Any way you slice it, Boston's self-titled debut - the act's real, true, first album - is the biggest selling debut album.
Can you tell me how many copies each of Barbra Streisand's SoundScan-era albums have shifted and, on average, how many copies per year her back catalog moves?
I have a bet going with someone that even if her new releases don't move as many copies as they used to (and who's do, really?), her extensive catalog of albums must sell enough each year to make her a consistent money-earner for Columbia.
It's a fair question to ask. Perhaps your friend questions why she's still signed to a major label after all these years? Shudder to think, really. After all, she is Barbra Streisand. That would be like Columbia dropping Bruce Springsteen or Bob Dylan. You just don't give legends walking papers. Especially considering how well Streisand continues to sell.
So far this year, Streisand's catalog of albums, all released through Columbia, have sold 176,000. In 2006, they moved 260,000. In 2005, they did 662,000 (that included 429,000 of her then-new release "Guilty Pleasures"). Since SoundScan began tracking data in 1991, Streisand has sold 20 million albums in the U.S.
Here is a recap of how Streisand's major SoundScan-era (1991-present) albums have sold in the U.S. through June 17, 2007.
"Live in Concert 2006" (2007, 106,000)
"Guilty Pleasures" (2005, 509,000)
"The Movie Album" (2003, 686,000)
"Duets" (2002; 561,000)
"The Essential Barbra Streisand" (2002; 506,000)
"Christmas Memories" (2001; 1.1 million)
"Timeless: Live in Concert" (2000; 477,000)
"A Love Like Ours" (1999; 1.1 million)
"Higher Ground" (1997; 3.0 million)
"The Concert Highlights" (1995; 501,000)

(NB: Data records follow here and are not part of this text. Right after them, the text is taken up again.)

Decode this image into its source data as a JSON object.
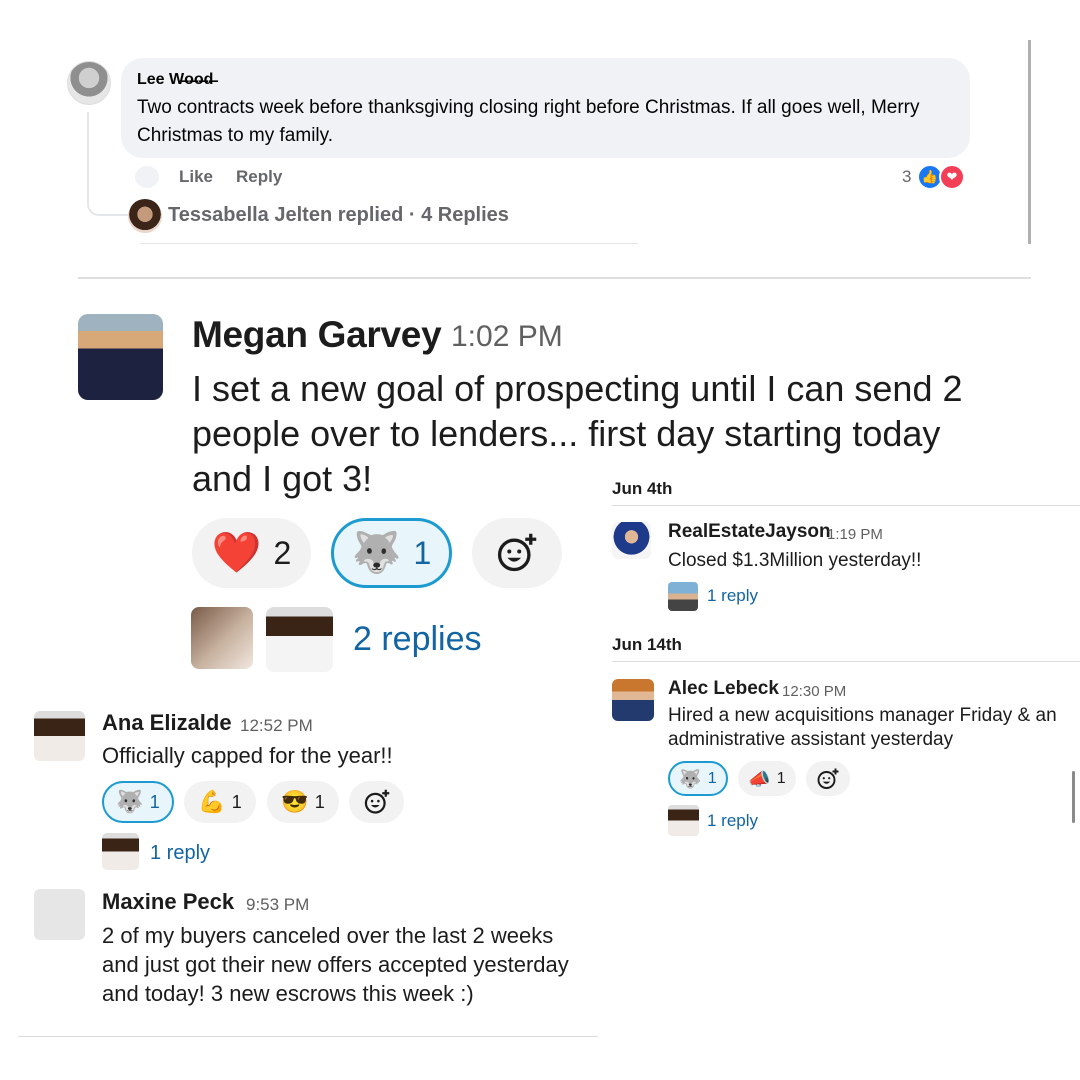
{
  "facebook_comment": {
    "author": "Lee W̶o̶o̶d̶",
    "text": "Two contracts week before thanksgiving closing right before Christmas. If all goes well, Merry Christmas to my family.",
    "like_label": "Like",
    "reply_label": "Reply",
    "reaction_count": "3",
    "reaction_icons": [
      "like-icon",
      "love-icon"
    ],
    "replied_summary": "Tessabella Jelten replied · 4 Replies"
  },
  "megan_message": {
    "author": "Megan Garvey",
    "time": "1:02 PM",
    "text": "I set a new goal of prospecting until I can send 2 people over to lenders... first day starting today and I got 3!",
    "reactions": [
      {
        "emoji": "❤️",
        "count": "2"
      },
      {
        "emoji": "🐺",
        "count": "1",
        "active": true
      }
    ],
    "replies_label": "2 replies"
  },
  "ana_message": {
    "author": "Ana Elizalde",
    "time": "12:52 PM",
    "text": "Officially capped for the year!!",
    "reactions": [
      {
        "emoji": "🐺",
        "count": "1",
        "active": true
      },
      {
        "emoji": "💪",
        "count": "1"
      },
      {
        "emoji": "😎",
        "count": "1"
      }
    ],
    "reply_label": "1 reply"
  },
  "maxine_message": {
    "author": "Maxine Peck",
    "time": "9:53 PM",
    "text": "2 of my buyers canceled over the last 2 weeks and just got their new offers accepted yesterday and today! 3 new escrows this week :)"
  },
  "right_panel": {
    "date1": "Jun 4th",
    "jayson": {
      "author": "RealEstateJayson",
      "time": "1:19 PM",
      "text": "Closed $1.3Million yesterday!!",
      "reply_label": "1 reply"
    },
    "date2": "Jun 14th",
    "alec": {
      "author": "Alec Lebeck",
      "time": "12:30 PM",
      "text": "Hired a new acquisitions manager Friday & an administrative assistant yesterday",
      "reactions": [
        {
          "emoji": "🐺",
          "count": "1",
          "active": true
        },
        {
          "emoji": "📣",
          "count": "1"
        }
      ],
      "reply_label": "1 reply"
    }
  },
  "icons": {
    "add_reaction": "add-reaction-icon",
    "like": "👍",
    "love": "❤"
  },
  "colors": {
    "slack_link": "#1264a3",
    "slack_active_border": "#1d9bd1",
    "fb_blue": "#1877f2",
    "fb_love": "#f33e58"
  }
}
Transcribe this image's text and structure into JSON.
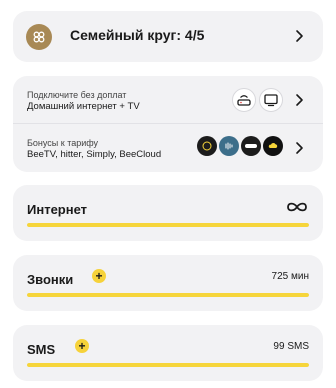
{
  "family": {
    "title": "Семейный круг: 4/5"
  },
  "offers": [
    {
      "subtitle": "Подключите без доплат",
      "title": "Домашний интернет + TV",
      "icons": [
        "router-icon",
        "tv-icon"
      ]
    },
    {
      "subtitle": "Бонусы к тарифу",
      "title": "BeeTV, hitter, Simply, BeeCloud",
      "brands": [
        "BeeTV",
        "hitter",
        "Simply",
        "BeeCloud"
      ]
    }
  ],
  "usage": {
    "internet": {
      "label": "Интернет",
      "value": "∞",
      "fill": 1.0
    },
    "calls": {
      "label": "Звонки",
      "value": "725 мин",
      "fill": 1.0
    },
    "sms": {
      "label": "SMS",
      "value": "99 SMS",
      "fill": 1.0
    }
  },
  "colors": {
    "accent": "#f6d53a",
    "card": "#f2f2f4",
    "avatar": "#a88955"
  }
}
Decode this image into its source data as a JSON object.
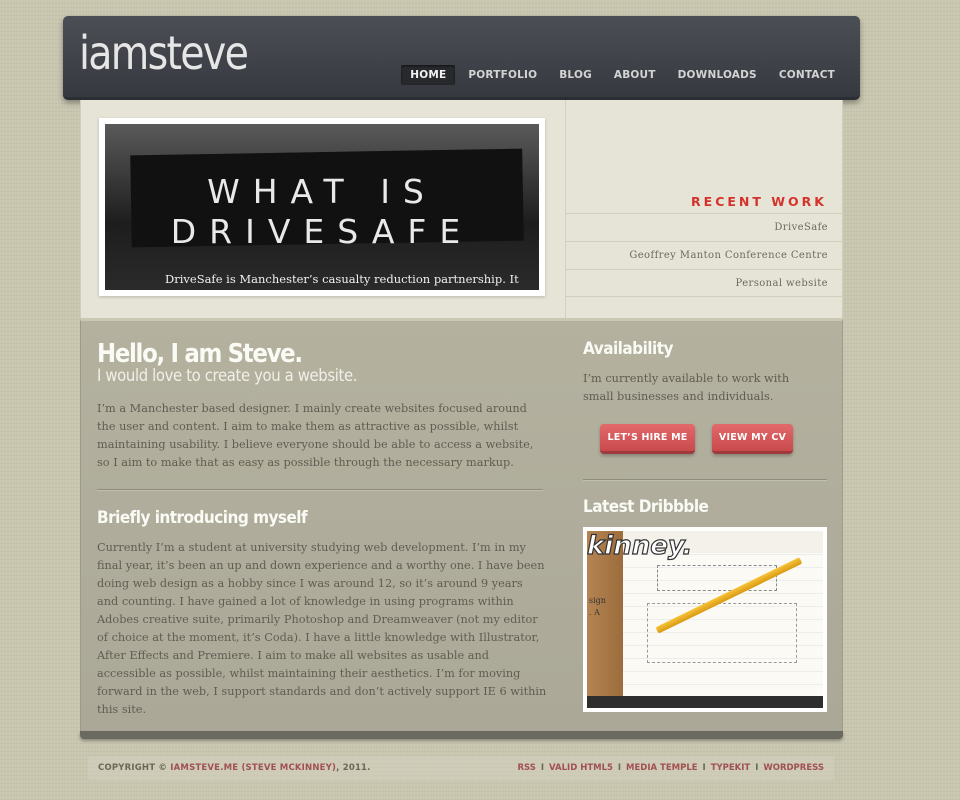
{
  "header": {
    "logo": "iamsteve",
    "nav": [
      "HOME",
      "PORTFOLIO",
      "BLOG",
      "ABOUT",
      "DOWNLOADS",
      "CONTACT"
    ],
    "active_nav": "HOME"
  },
  "featured": {
    "title_line1": "WHAT IS",
    "title_line2": "DRIVESAFE",
    "caption": "DriveSafe is Manchester’s casualty reduction partnership. It"
  },
  "recent_work": {
    "heading": "RECENT WORK",
    "items": [
      "DriveSafe",
      "Geoffrey Manton Conference Centre",
      "Personal website"
    ]
  },
  "main": {
    "hello": "Hello, I am Steve.",
    "hello_sub": "I would love to create you a website.",
    "intro": "I’m a Manchester based designer. I mainly create websites focused around the user and content. I aim to make them as attractive as possible, whilst maintaining usability. I believe everyone should be able to access a website, so I aim to make that as easy as possible through the necessary markup.",
    "brief_title": "Briefly introducing myself",
    "brief": "Currently I’m a student at university studying web development. I’m in my final year, it’s been an up and down experience and a worthy one. I have been doing web design as a hobby since I was around 12, so it’s around 9 years and counting. I have gained a lot of knowledge in using programs within Adobes creative suite, primarily Photoshop and Dreamweaver (not my editor of choice at the moment, it’s Coda). I have a little knowledge with Illustrator, After Effects and Premiere. I aim to make all websites as usable and accessible as possible, whilst maintaining their aesthetics. I’m for moving forward in the web, I support standards and don’t actively support IE 6 within this site."
  },
  "sidebar": {
    "availability_title": "Availability",
    "availability_text": "I’m currently available to work with small businesses and individuals.",
    "hire_button": "LET’S HIRE ME",
    "cv_button": "VIEW MY CV",
    "dribbble_title": "Latest Dribbble",
    "shot_script": "kinney.",
    "shot_text": "sign\n. A"
  },
  "footer": {
    "copyright_prefix": "COPYRIGHT ©",
    "copyright_link": "IAMSTEVE.ME (STEVE MCKINNEY)",
    "copyright_suffix": ", 2011.",
    "links": [
      "RSS",
      "VALID HTML5",
      "MEDIA TEMPLE",
      "TYPEKIT",
      "WORDPRESS"
    ],
    "link_separator": "I"
  },
  "colors": {
    "accent_red": "#d4322a",
    "button_red": "#e2696a",
    "header_dark": "#3d4147",
    "page_bg": "#c9c6b0"
  }
}
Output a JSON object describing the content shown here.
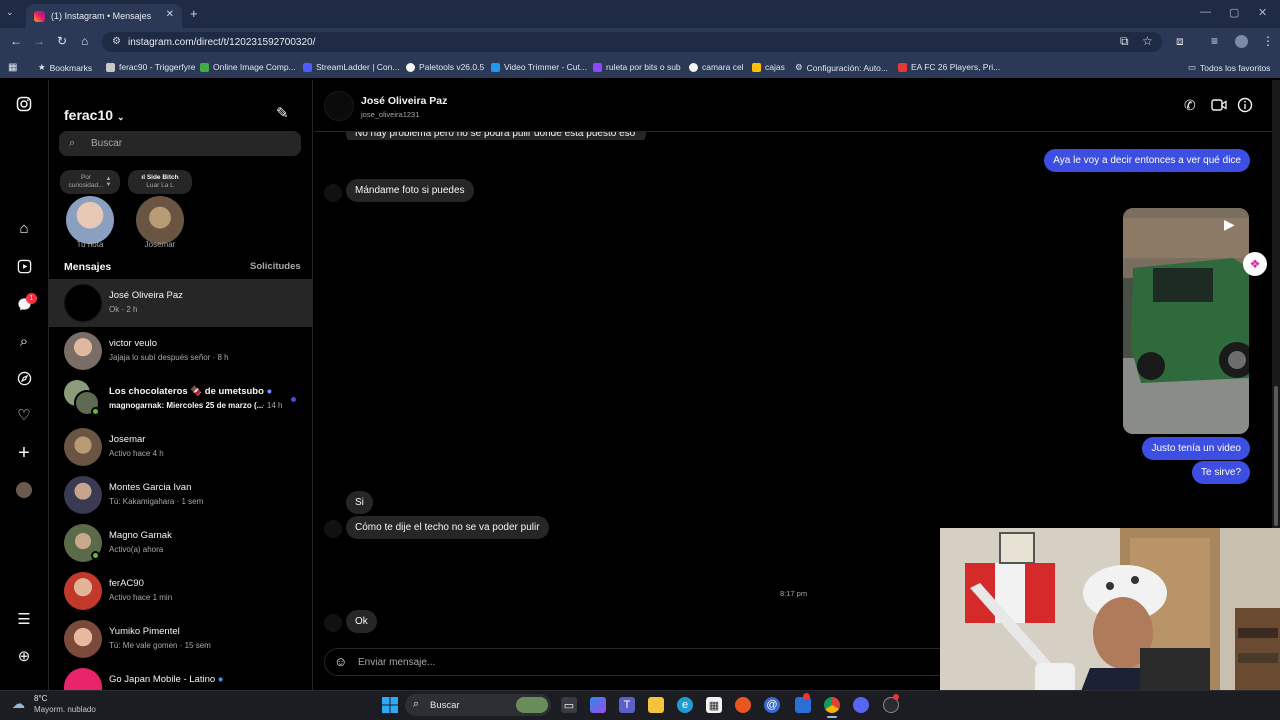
{
  "browser": {
    "tab_title": "(1) Instagram • Mensajes",
    "tab_close": "✕",
    "new_tab": "+",
    "url": "instagram.com/direct/t/120231592700320/",
    "bookmarks": [
      {
        "label": "Bookmarks",
        "color": "#f5f5f5"
      },
      {
        "label": "ferac90 - Triggerfyre",
        "color": "#c8c8c8"
      },
      {
        "label": "Online Image Comp...",
        "color": "#3fae49"
      },
      {
        "label": "StreamLadder | Con...",
        "color": "#4c5cff"
      },
      {
        "label": "Paletools v26.0.5",
        "color": "#f5f5f5"
      },
      {
        "label": "Video Trimmer - Cut...",
        "color": "#2196f3"
      },
      {
        "label": "ruleta por bits o sub",
        "color": "#9146ff"
      },
      {
        "label": "camara cel",
        "color": "#f5f5f5"
      },
      {
        "label": "cajas",
        "color": "#ffc107"
      },
      {
        "label": "Configuración: Auto...",
        "color": "#f5f5f5"
      },
      {
        "label": "EA FC 26 Players, Pri...",
        "color": "#e53935"
      }
    ],
    "all_favorites": "Todos los favoritos"
  },
  "sidebar": {
    "username": "ferac10",
    "search_placeholder": "Buscar",
    "notes": [
      {
        "note": "Por curiosidad...",
        "name": "Tu nota"
      },
      {
        "note": "Side Bitch · Luar La L",
        "name": "Josemar"
      }
    ],
    "note_line1_a": "Por",
    "note_line2_a": "curiosidad...",
    "note_line1_b": "Side Bitch",
    "note_line2_b": "Luar La L",
    "section_title": "Mensajes",
    "requests_label": "Solicitudes",
    "notification_count": "1",
    "conversations": [
      {
        "name": "José Oliveira Paz",
        "sub": "Ok · 2 h"
      },
      {
        "name": "victor veulo",
        "sub": "Jajaja lo subí después señor · 8 h"
      },
      {
        "name": "Los chocolateros 🍫 de umetsubo",
        "sub": "magnogarnak: Miercoles 25 de marzo (...",
        "time": "· 14 h"
      },
      {
        "name": "Josemar",
        "sub": "Activo hace 4 h"
      },
      {
        "name": "Montes Garcia Ivan",
        "sub": "Tú: Kakamigahara · 1 sem"
      },
      {
        "name": "Magno Garnak",
        "sub": "Activo(a) ahora"
      },
      {
        "name": "ferAC90",
        "sub": "Activo hace 1 min"
      },
      {
        "name": "Yumiko Pimentel",
        "sub": "Tú: Me vale gomen · 15 sem"
      },
      {
        "name": "Go Japan Mobile - Latino",
        "sub": ""
      }
    ]
  },
  "chat": {
    "contact_name": "José Oliveira Paz",
    "contact_handle": "jose_oliveira1231",
    "cut_message": "No hay problema pero no se podrá pulir donde está puesto eso",
    "messages": {
      "out_1": "Aya le voy a decir entonces a ver qué dice",
      "in_1": "Mándame foto si puedes",
      "out_2": "Justo tenía un video",
      "out_3": "Te sirve?",
      "in_2": "Si",
      "in_3": "Cómo te dije el techo no se va poder pulir",
      "timestamp": "8:17 pm",
      "in_4": "Ok"
    },
    "composer_placeholder": "Enviar mensaje..."
  },
  "taskbar": {
    "weather_temp": "8°C",
    "weather_desc": "Mayorm. nublado",
    "search_label": "Buscar"
  },
  "colors": {
    "outgoing_bubble": "#3d4fe3",
    "incoming_bubble": "#262626",
    "active_convo": "#262626",
    "browser_frame": "#2b3856"
  }
}
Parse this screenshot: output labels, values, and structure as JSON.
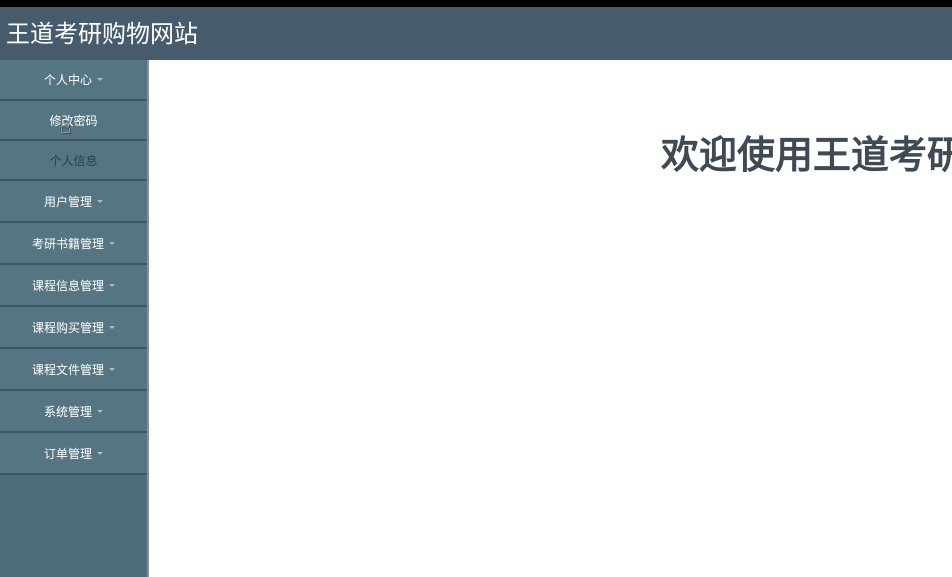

"The Concert" (1994; 1.1 million)
"Back To Broadway" (1993; 1.7 million)
"Just For The Record..." (1991; 454,000)
I tune in each week to read your Q&A section. I have a question concerning two ladies still making music. My first is how is Tiffany's new single "Feel's Like Love" doing? (It is my guilty secret that I keep up with her still.) In addition, how did her album "Color of Silence" do sales wise? I personally thought it was an amazing album.
My second question concerns Jane Olivor (I am a big fan), I noticed all of her albums have pretty much been in print since they were released in the '70s and '80s, and I was curious what they have sold since SoundScan began tracking sales.
Again, thank you for taking the time to answer our questions.
San Antonio, Texas
Your guilty secret isn't much of a secret anymore, is it? So far, "Feels Like Love" hasn't sold much of anything as a digital download. It has yet to appear on any Billboard chart. However, her new "Just Me" album, released two weeks ago, has sold about 1,000 copies. Tiffany's 2000 album, "The Color of Silence," has sold 15,000 to date.
Tiffany is best known for her 1987 self-titled debut, which spawned two No. 1 Billboard Hot 100 singles, "I Think We're Alone Now" and "Could've Been." The album spent two weeks at No. 1 on The Billboard 200 and is certified four-times platinum by the RIAA.
Switching gears to Jane Olivor, the singer's catalog of albums have sold 320,000 since SoundScan began tracking sales in 1991. I'd imagine that's pretty great, considering the artist hasn't been on The Billboard 200 since 1982's "In Concert." The bulk of her recordings are on Columbia, but more recently, she has released albums through Varese Sarabande and P.S. Classics. She took a long break from recording in the '80s and '90s, until the bow of "Love Decides" in 2000. In 2001 she released "Songs of the Season," followed by 2004's "Safe Return."
"Love Decides" has shifted 43,000; "Songs of the Season" has moved 15,000 and "Safe Return" has done 15,000 as well. In 2004, Columbia released "The Best of Jane Olivor," which has sold 12,000.
Olivor's official Web site can be found at www.janeolivor.com.